When I was younger, I held a very set view of what midlife looked like. All of the older women I knew fitted a definite stereotype and it seemed beyond the realm of possibility to break it.
I assumed there’d be a point – probably menopausal – where I would simply morph into this woman. I’d suddenly love the look of a waterfall cardigan, modern music would start to sound like noise, and I’d be happy to let my years of adventure fade into memory.
What happened instead was that, as I approached the milestone midlife birthday, I actively pushed back. I baulked at the idea of switching weekends at festivals for ‘pleasant’ day trips, I answered society’s call to ‘dress my age’ by combining my daughters’ wardrobe with my own, and I adamantly refused to give up my nights spent dancing.

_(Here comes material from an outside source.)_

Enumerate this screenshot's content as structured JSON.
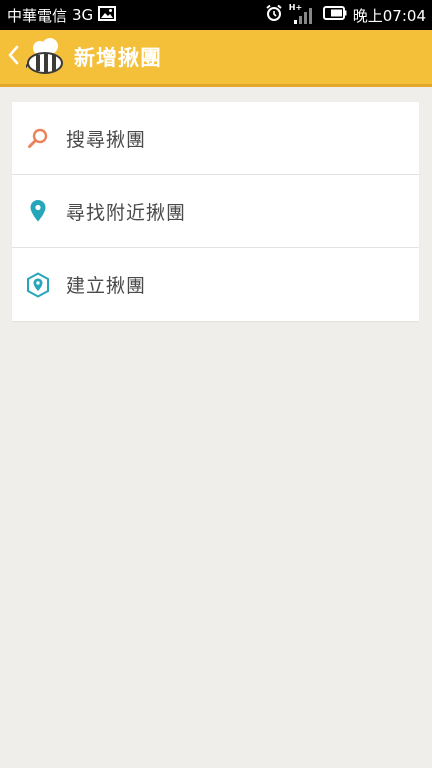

I wondered, was it just me who felt this deadening of all things fun, that wild times should be replaced with staid routine, and just another way to keep older women in their place?
Of course the answer is a very definite … NO. There’s a whole raft of us out there who will happily abandon the traditional middle age label, and we plan to behave very badly well into our twilight years!
After months of reading numerous articles telling women how vital it is to live a squeaky-clean life as we age, it was a breath of fresh air to read Bafta nominee Lesley Manville’s interview in the Guardian recently. She summed it up perfectly:
“It’s important for young people to see that older people have not turned off a button and become this kind of muted, non-feeling entity. I do want to go out dancing and get sweaty and drink too much and get home at three in the morning, and I do want to have sex, and I do want to dress how I want to dress, and I want to have a life and be able to choose what I want to do; and I am over 60.”
There’s just one thing to say to that really: ‘YES’!
Yes to drinking, dancing, socialising and sex. Yes to wearing exactly what we want, to sometimes looking less than perfect – and yes to simply being gloriously and indefatigably human.
The idea that we should start to calm down as we reach a certain age is absolutely no fun at all. And why should we? Of course we need to take greater care of ourselves now, but a holistic approach to health means more than just our physical wellbeing.
We are a hard working generation with demanding jobs, children to raise and homes to run, so a gentle drive out into the country isn’t always going to cut it for me in the ‘unwinding after work’ stakes. I want to let my hair down and bask in that heady feeling of just letting loose!
I may get the occasional disapproving look from the girls, but what’s a little rebellion without a stickler to ignore? The point is, I think that the rules of what counts as ‘a good time’ when you’re older need to be ditched as swiftly as the ones surrounding what we should wear.
Go out on the tiles, drink just a little too much, dance until the early hours – and then next weekend, go out and do it all over again!